Problem statement. Among the lines below, tally those that hold "icon". Return the number and nothing more.

[Excerpts from a dataset]
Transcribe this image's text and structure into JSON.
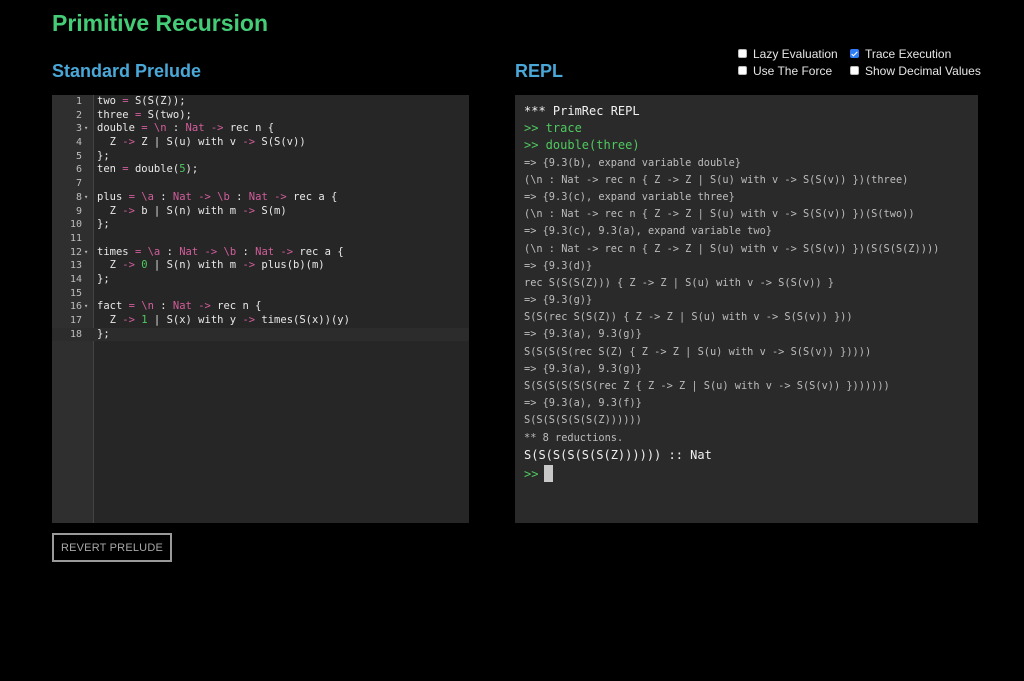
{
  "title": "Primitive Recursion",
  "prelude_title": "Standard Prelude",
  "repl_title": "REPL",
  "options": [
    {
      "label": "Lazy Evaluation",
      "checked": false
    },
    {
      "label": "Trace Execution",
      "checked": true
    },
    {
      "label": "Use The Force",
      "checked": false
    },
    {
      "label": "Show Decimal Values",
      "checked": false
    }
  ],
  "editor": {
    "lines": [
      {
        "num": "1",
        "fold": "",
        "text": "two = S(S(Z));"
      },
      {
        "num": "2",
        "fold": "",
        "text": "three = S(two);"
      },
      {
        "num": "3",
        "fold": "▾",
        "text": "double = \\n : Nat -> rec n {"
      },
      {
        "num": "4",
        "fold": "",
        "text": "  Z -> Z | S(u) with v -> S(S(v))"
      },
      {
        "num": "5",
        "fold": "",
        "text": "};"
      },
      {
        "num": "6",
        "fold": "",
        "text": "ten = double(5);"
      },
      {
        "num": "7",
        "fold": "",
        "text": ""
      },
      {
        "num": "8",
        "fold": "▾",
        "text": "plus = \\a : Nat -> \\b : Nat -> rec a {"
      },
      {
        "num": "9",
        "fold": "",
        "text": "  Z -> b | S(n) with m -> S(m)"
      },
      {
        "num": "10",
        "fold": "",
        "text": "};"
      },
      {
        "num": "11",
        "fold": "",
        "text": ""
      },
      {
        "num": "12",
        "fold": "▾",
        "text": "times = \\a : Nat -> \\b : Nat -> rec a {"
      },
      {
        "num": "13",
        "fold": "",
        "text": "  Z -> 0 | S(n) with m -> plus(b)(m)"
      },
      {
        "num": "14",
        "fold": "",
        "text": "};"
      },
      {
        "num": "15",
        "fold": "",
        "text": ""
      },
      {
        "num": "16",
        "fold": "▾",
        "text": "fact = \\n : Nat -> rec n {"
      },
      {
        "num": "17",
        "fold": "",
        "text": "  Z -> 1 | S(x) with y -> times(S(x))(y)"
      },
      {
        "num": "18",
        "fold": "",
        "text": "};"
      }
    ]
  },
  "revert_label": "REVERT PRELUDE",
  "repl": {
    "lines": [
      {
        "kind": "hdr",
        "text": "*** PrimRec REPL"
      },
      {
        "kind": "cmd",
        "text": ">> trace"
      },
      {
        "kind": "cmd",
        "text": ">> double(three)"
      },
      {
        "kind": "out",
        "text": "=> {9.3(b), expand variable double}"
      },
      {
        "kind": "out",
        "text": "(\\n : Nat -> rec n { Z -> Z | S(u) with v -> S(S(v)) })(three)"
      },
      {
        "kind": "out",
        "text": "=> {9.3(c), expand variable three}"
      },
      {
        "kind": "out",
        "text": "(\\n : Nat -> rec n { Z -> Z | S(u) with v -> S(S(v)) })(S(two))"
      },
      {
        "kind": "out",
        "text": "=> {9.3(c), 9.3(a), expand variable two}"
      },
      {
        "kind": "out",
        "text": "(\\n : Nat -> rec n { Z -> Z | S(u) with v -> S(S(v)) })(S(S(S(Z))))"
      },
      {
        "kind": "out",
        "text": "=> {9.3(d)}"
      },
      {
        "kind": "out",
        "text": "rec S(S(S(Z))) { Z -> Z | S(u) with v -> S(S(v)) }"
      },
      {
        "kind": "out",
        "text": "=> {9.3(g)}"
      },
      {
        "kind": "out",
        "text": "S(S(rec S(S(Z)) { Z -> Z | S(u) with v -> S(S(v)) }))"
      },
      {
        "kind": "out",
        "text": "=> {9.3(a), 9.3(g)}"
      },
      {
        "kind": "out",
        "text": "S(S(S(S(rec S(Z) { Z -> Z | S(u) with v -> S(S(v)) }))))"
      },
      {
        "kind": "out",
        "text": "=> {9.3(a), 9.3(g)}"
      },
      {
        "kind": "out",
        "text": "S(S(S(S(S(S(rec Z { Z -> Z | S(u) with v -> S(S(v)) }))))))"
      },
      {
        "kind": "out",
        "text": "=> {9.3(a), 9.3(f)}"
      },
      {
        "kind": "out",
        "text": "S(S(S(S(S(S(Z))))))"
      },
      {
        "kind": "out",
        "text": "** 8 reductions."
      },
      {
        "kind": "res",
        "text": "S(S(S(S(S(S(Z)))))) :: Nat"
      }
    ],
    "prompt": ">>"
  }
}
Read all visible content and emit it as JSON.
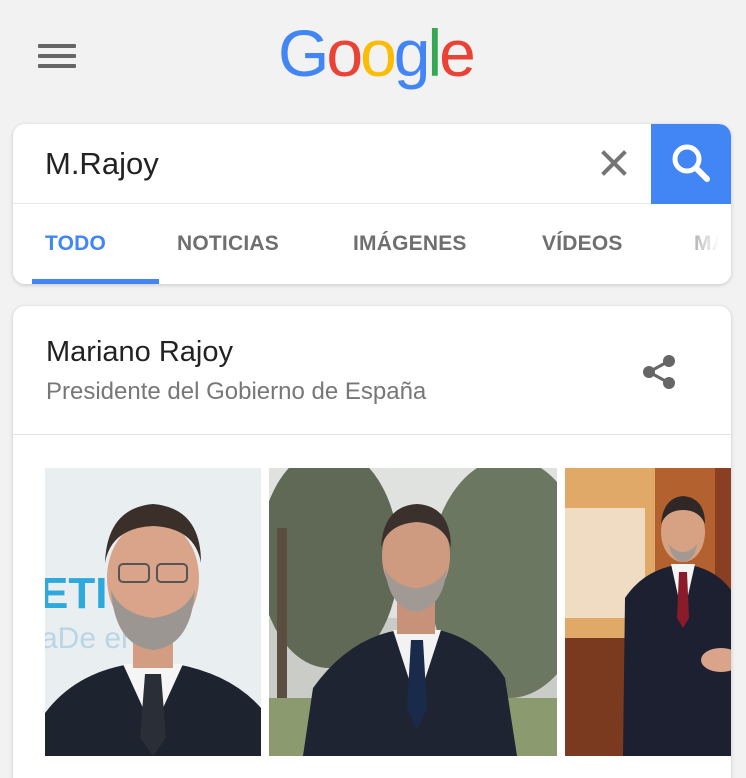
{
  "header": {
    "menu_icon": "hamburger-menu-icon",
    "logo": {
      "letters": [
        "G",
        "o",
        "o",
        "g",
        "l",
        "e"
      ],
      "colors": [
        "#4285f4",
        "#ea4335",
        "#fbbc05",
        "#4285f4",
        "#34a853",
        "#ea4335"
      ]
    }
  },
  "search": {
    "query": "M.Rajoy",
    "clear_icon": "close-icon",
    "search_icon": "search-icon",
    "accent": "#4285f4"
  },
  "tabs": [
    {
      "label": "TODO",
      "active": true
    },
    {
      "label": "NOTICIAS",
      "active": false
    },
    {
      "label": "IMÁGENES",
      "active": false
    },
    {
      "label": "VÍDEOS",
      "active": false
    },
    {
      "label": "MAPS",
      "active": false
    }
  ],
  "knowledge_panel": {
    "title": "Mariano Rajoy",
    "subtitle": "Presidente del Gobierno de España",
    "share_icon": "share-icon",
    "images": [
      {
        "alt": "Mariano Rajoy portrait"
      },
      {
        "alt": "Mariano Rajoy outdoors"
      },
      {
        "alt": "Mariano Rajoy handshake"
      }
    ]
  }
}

Solution to the problem. 4